What is Empty Nose Syndrome


Definition: Empty Nose Syndrome (ENS) is an iatrogenic condition of nasal dysfunction that is a complication of nasal surgery.

Symptoms: Common symptoms of empty nose syndrome are paradoxical nasal congestion, lack of airflow sensation, dryness, crusting, feeling of suffication, etc. Patients also often experience cognitive difficulties including inability to concentrate, fatigue, irritability, anxiety, and depression

Cause: In patents with ENS, the physiology of the nose has been damaged and is no longer able to function normally. This can include structural damage to the nasal cavity and sinuses as well as functional damage to nasal mucosa and nerves. ENS is poorly understood. This is primarily because the physiology of the nose is currently not well understood. Few objective tests are used/exist to test normal nasal function. Its likely that ENS isn't a single entity but an umbrella term for various types of damage resulting from nasal surgery.

Treatment: Current treatments include implants to improve structure deficits and regernative medicine techniques to improve musical function. Currently there is no cure for ENS.

History: Empty nose syndrome was originally named in 1994 by Dr. Eugene Kern at the Mayo Clinic.
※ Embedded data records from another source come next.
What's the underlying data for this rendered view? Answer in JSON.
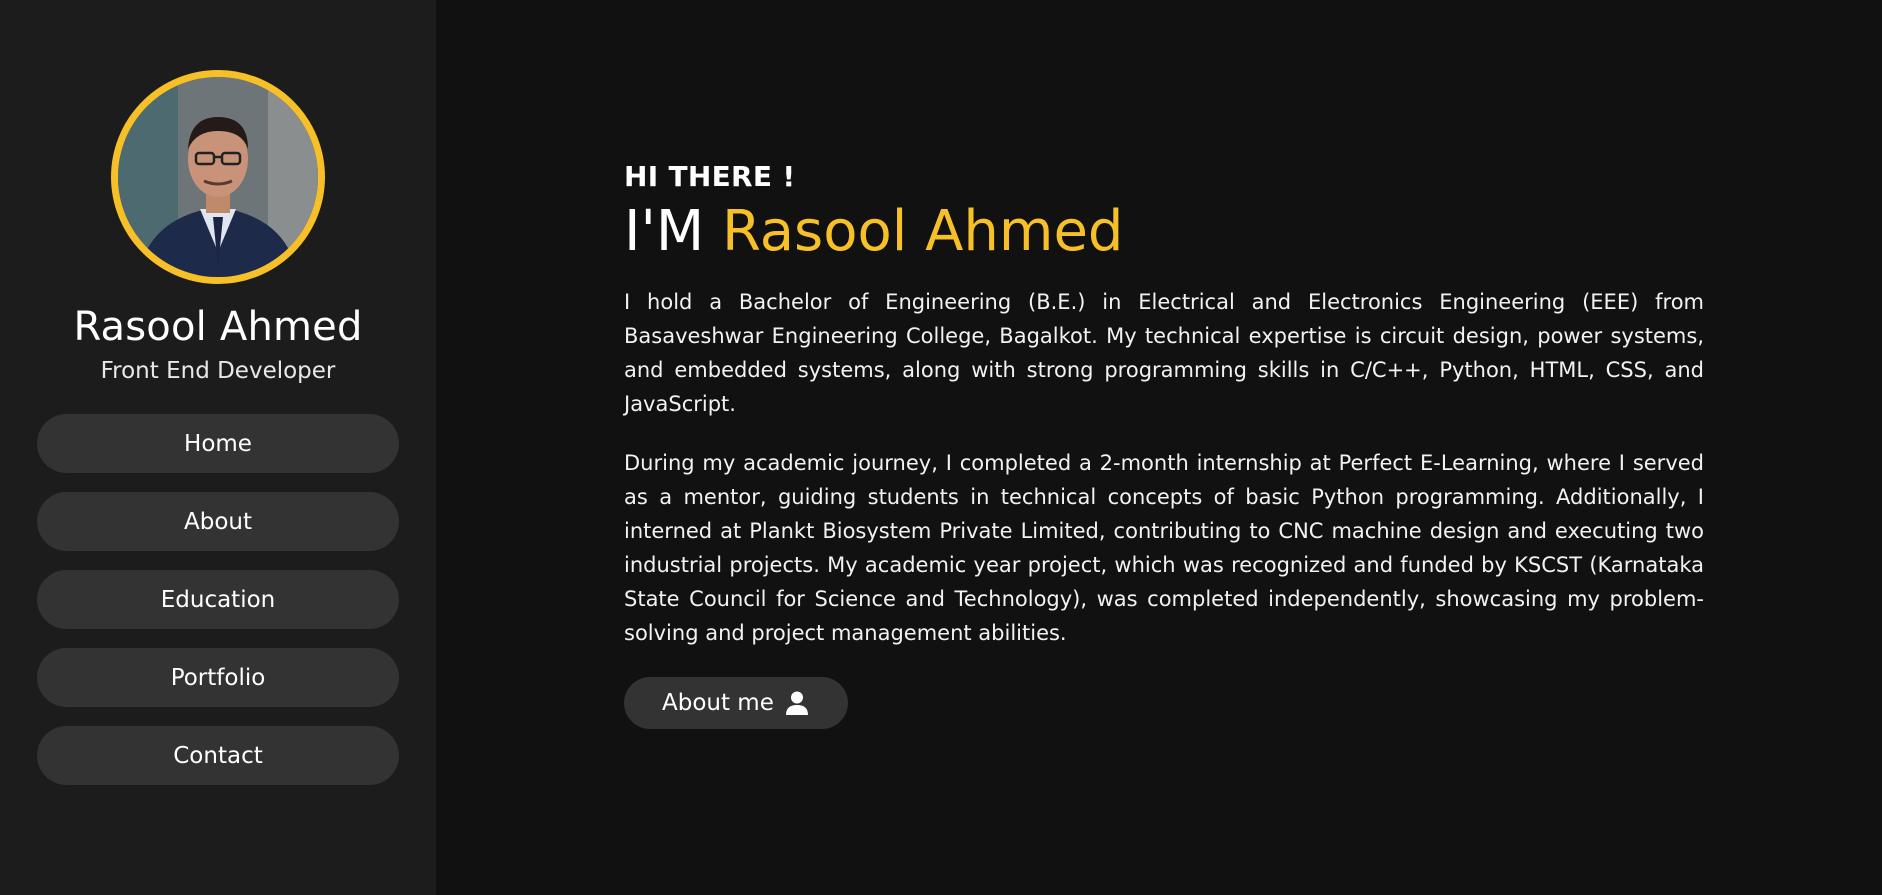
{
  "sidebar": {
    "name": "Rasool Ahmed",
    "role": "Front End Developer",
    "nav": [
      {
        "label": "Home"
      },
      {
        "label": "About"
      },
      {
        "label": "Education"
      },
      {
        "label": "Portfolio"
      },
      {
        "label": "Contact"
      }
    ]
  },
  "main": {
    "greeting": "HI THERE !",
    "headline_prefix": "I'M",
    "headline_name": "Rasool Ahmed",
    "paragraphs": [
      "I hold a Bachelor of Engineering (B.E.) in Electrical and Electronics Engineering (EEE) from Basaveshwar Engineering College, Bagalkot. My technical expertise is circuit design, power systems, and embedded systems, along with strong programming skills in C/C++, Python, HTML, CSS, and JavaScript.",
      "During my academic journey, I completed a 2-month internship at Perfect E-Learning, where I served as a mentor, guiding students in technical concepts of basic Python programming. Additionally, I interned at Plankt Biosystem Private Limited, contributing to CNC machine design and executing two industrial projects. My academic year project, which was recognized and funded by KSCST (Karnataka State Council for Science and Technology), was completed independently, showcasing my problem-solving and project management abilities."
    ],
    "about_button": {
      "label": "About me",
      "icon": "user-icon"
    }
  },
  "colors": {
    "accent": "#f6c026",
    "background": "#111111",
    "sidebar": "#1c1c1c",
    "button": "#333333"
  }
}
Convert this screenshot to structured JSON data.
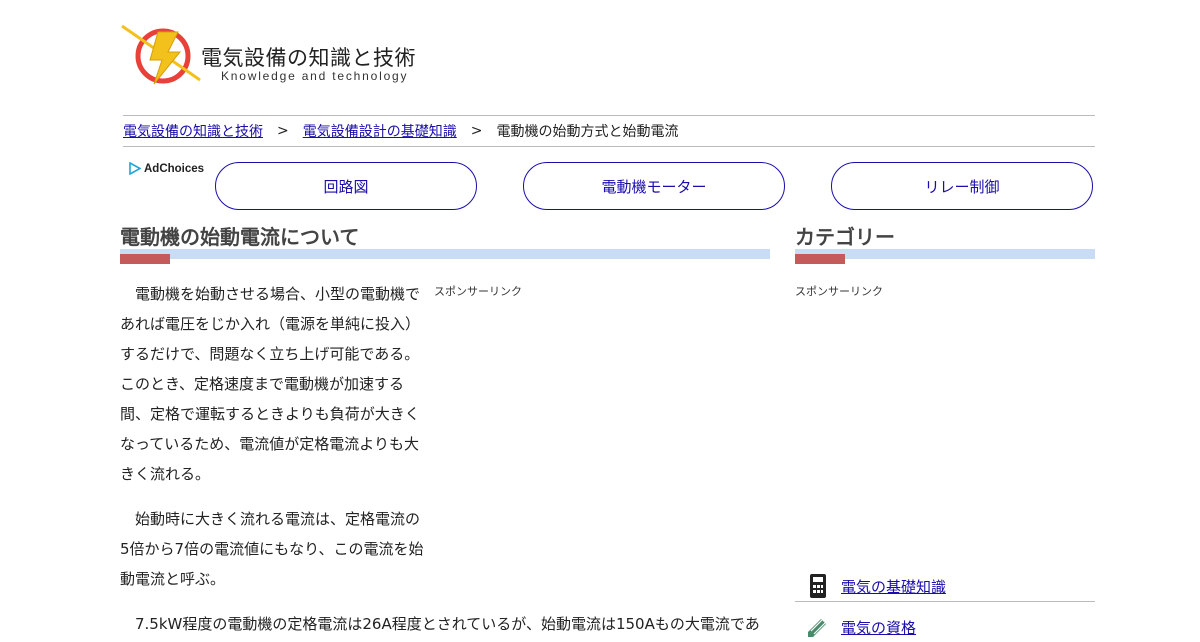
{
  "logo": {
    "title": "電気設備の知識と技術",
    "subtitle": "Knowledge and technology"
  },
  "breadcrumb": {
    "items": [
      "電気設備の知識と技術",
      "電気設備設計の基礎知識",
      "電動機の始動方式と始動電流"
    ],
    "separator": ">"
  },
  "ad": {
    "label": "AdChoices"
  },
  "nav": {
    "buttons": [
      "回路図",
      "電動機モーター",
      "リレー制御"
    ]
  },
  "main": {
    "heading": "電動機の始動電流について",
    "sponsor_label": "スポンサーリンク",
    "paragraphs": [
      "　電動機を始動させる場合、小型の電動機であれば電圧をじか入れ（電源を単純に投入）するだけで、問題なく立ち上げ可能である。このとき、定格速度まで電動機が加速する間、定格で運転するときよりも負荷が大きくなっているため、電流値が定格電流よりも大きく流れる。",
      "　始動時に大きく流れる電流は、定格電流の5倍から7倍の電流値にもなり、この電流を始動電流と呼ぶ。",
      "　7.5kW程度の電動機の定格電流は26A程度とされているが、始動電流は150Aもの大電流であ"
    ]
  },
  "sidebar": {
    "heading": "カテゴリー",
    "sponsor_label": "スポンサーリンク",
    "categories": [
      {
        "label": "電気の基礎知識",
        "icon": "calculator-icon"
      },
      {
        "label": "電気の資格",
        "icon": "pencil-icon"
      }
    ]
  },
  "colors": {
    "link": "#1a0dab",
    "heading_bar": "#c8dcf5",
    "heading_accent": "#c55a5a",
    "logo_red": "#e8413a",
    "logo_yellow": "#f3c11b"
  }
}
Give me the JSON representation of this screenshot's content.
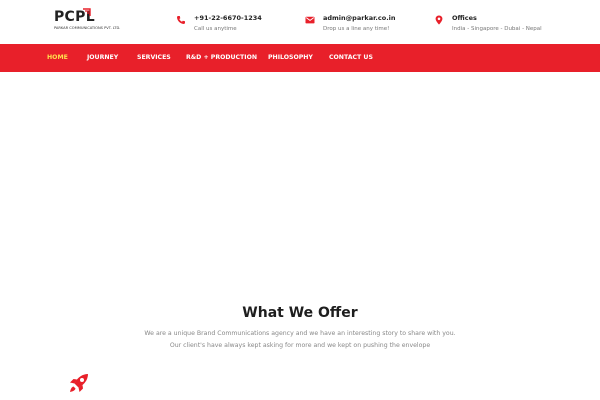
{
  "brand": {
    "logo_text": "PCPL",
    "tagline": "PARKAR COMMUNICATIONS PVT. LTD.",
    "accent_color": "#e8202a"
  },
  "contacts": [
    {
      "icon": "phone-icon",
      "main": "+91-22-6670-1234",
      "sub": "Call us anytime"
    },
    {
      "icon": "mail-icon",
      "main": "admin@parkar.co.in",
      "sub": "Drop us a line any time!"
    },
    {
      "icon": "location-pin-icon",
      "main": "Offices",
      "sub": "India - Singapore - Dubai - Nepal"
    }
  ],
  "nav": {
    "items": [
      {
        "label": "HOME",
        "active": true
      },
      {
        "label": "JOURNEY",
        "active": false
      },
      {
        "label": "SERVICES",
        "active": false
      },
      {
        "label": "R&D + PRODUCTION",
        "active": false
      },
      {
        "label": "PHILOSOPHY",
        "active": false
      },
      {
        "label": "CONTACT US",
        "active": false
      }
    ],
    "active_color": "#ffe14d"
  },
  "offer": {
    "title": "What We Offer",
    "line1": "We are a unique Brand Communications agency and we have an interesting story to share with you.",
    "line2": "Our client's have always kept asking for more and we kept on pushing the envelope",
    "icon": "rocket-icon"
  }
}
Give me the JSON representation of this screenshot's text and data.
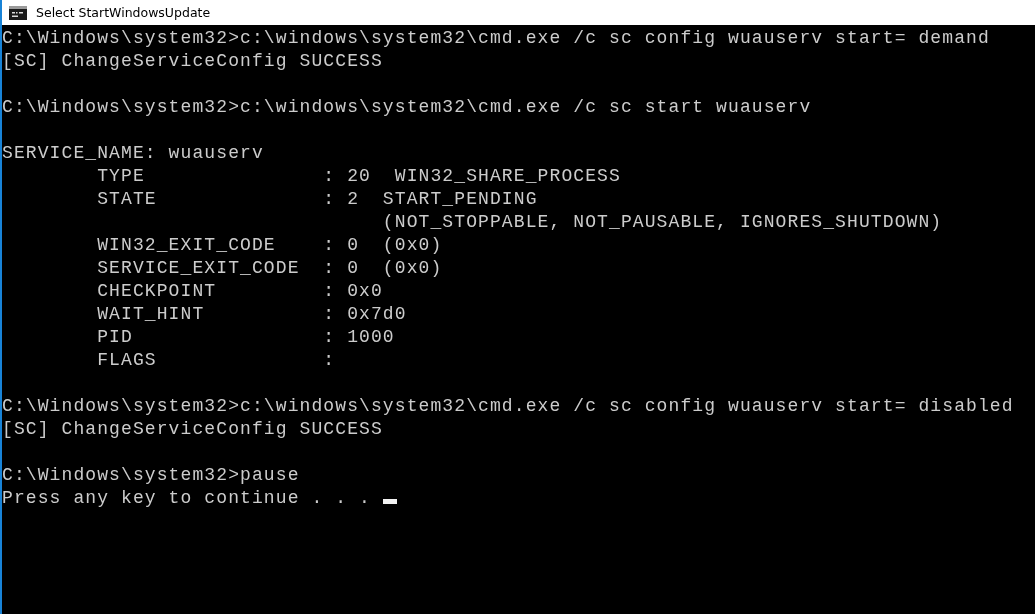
{
  "window": {
    "title": "Select StartWindowsUpdate"
  },
  "console": {
    "cursor_visible": true,
    "blocks": [
      {
        "lines": [
          "C:\\Windows\\system32>c:\\windows\\system32\\cmd.exe /c sc config wuauserv start= demand",
          "[SC] ChangeServiceConfig SUCCESS"
        ]
      },
      {
        "lines": [
          "C:\\Windows\\system32>c:\\windows\\system32\\cmd.exe /c sc start wuauserv"
        ]
      },
      {
        "lines": [
          "SERVICE_NAME: wuauserv",
          "        TYPE               : 20  WIN32_SHARE_PROCESS",
          "        STATE              : 2  START_PENDING",
          "                                (NOT_STOPPABLE, NOT_PAUSABLE, IGNORES_SHUTDOWN)",
          "        WIN32_EXIT_CODE    : 0  (0x0)",
          "        SERVICE_EXIT_CODE  : 0  (0x0)",
          "        CHECKPOINT         : 0x0",
          "        WAIT_HINT          : 0x7d0",
          "        PID                : 1000",
          "        FLAGS              :"
        ]
      },
      {
        "lines": [
          "C:\\Windows\\system32>c:\\windows\\system32\\cmd.exe /c sc config wuauserv start= disabled",
          "[SC] ChangeServiceConfig SUCCESS"
        ]
      },
      {
        "lines": [
          "C:\\Windows\\system32>pause",
          "Press any key to continue . . . "
        ]
      }
    ]
  }
}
It got this name because it was first observed in patients noses with ENS looked 'empty' having had their terminates greatly reduced or removed completely. More recently it has become clear that patients without empty looking noses can also have ENS thus making the naming unfortunate. A better name might have been Iatrogenic Nasal Dysfunction (IND).

Other terms for ENS are: